===== Provided data

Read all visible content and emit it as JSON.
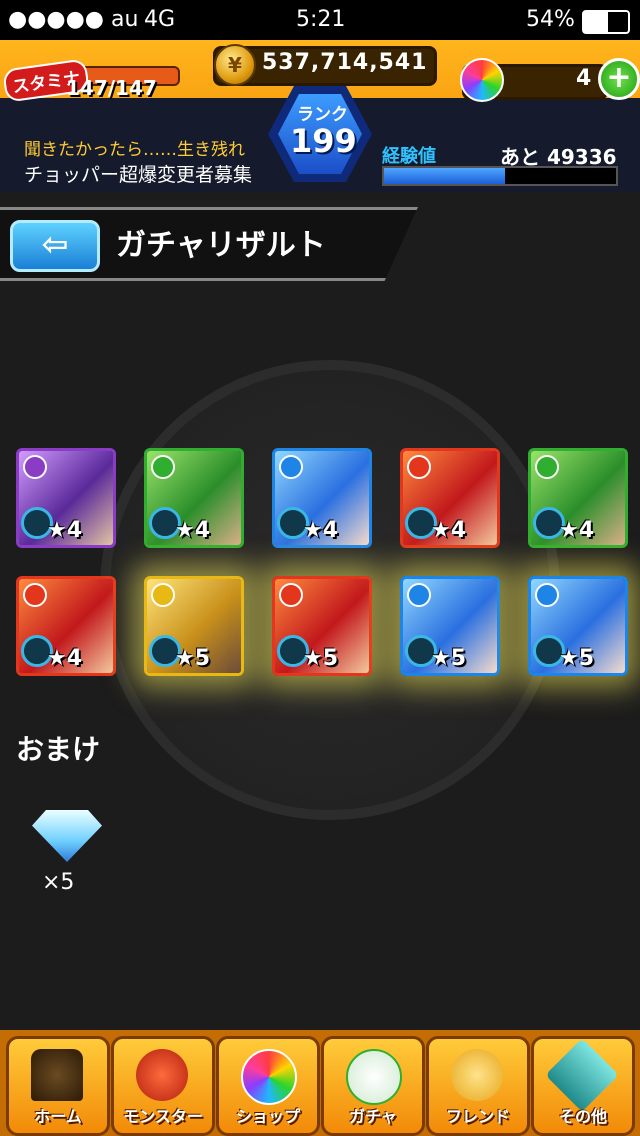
{
  "status": {
    "carrier": "●●●●● au",
    "network": "4G",
    "time": "5:21",
    "battery": "54%"
  },
  "header": {
    "stamina_label": "スタミナ",
    "stamina_value": "147/147",
    "coins": "537,714,541",
    "orbs": "4",
    "rank_label": "ランク",
    "rank": "199",
    "message1": "聞きたかったら……生き残れ",
    "message2": "チョッパー超爆変更者募集",
    "exp_label": "経験値",
    "exp_remaining": "あと 49336",
    "exp_progress": 0.52
  },
  "page": {
    "title": "ガチャリザルト",
    "back_icon": "back-arrow-icon"
  },
  "results": [
    {
      "stars": "★4",
      "element": "dark",
      "rarity": 4
    },
    {
      "stars": "★4",
      "element": "wood",
      "rarity": 4
    },
    {
      "stars": "★4",
      "element": "water",
      "rarity": 4
    },
    {
      "stars": "★4",
      "element": "fire",
      "rarity": 4
    },
    {
      "stars": "★4",
      "element": "wood",
      "rarity": 4
    },
    {
      "stars": "★4",
      "element": "fire",
      "rarity": 4
    },
    {
      "stars": "★5",
      "element": "light",
      "rarity": 5
    },
    {
      "stars": "★5",
      "element": "fire",
      "rarity": 5
    },
    {
      "stars": "★5",
      "element": "water",
      "rarity": 5
    },
    {
      "stars": "★5",
      "element": "water",
      "rarity": 5
    }
  ],
  "bonus": {
    "label": "おまけ",
    "item_icon": "diamond-icon",
    "quantity": "×5"
  },
  "nav": [
    {
      "label": "ホーム",
      "icon": "home-gate-icon"
    },
    {
      "label": "モンスター",
      "icon": "monster-icon"
    },
    {
      "label": "ショップ",
      "icon": "orb-icon"
    },
    {
      "label": "ガチャ",
      "icon": "egg-icon"
    },
    {
      "label": "フレンド",
      "icon": "friends-icon"
    },
    {
      "label": "その他",
      "icon": "other-icon"
    }
  ],
  "colors": {
    "fire": "#e2371c",
    "water": "#1e84e6",
    "wood": "#2fae2f",
    "light": "#e8b814",
    "dark": "#8a3cc4"
  }
}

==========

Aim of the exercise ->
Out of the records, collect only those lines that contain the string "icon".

Output of the exercise ->
    "back_icon": "back-arrow-icon"
    "item_icon": "diamond-icon",
      "icon": "home-gate-icon"
      "icon": "monster-icon"
      "icon": "orb-icon"
      "icon": "egg-icon"
      "icon": "friends-icon"
      "icon": "other-icon"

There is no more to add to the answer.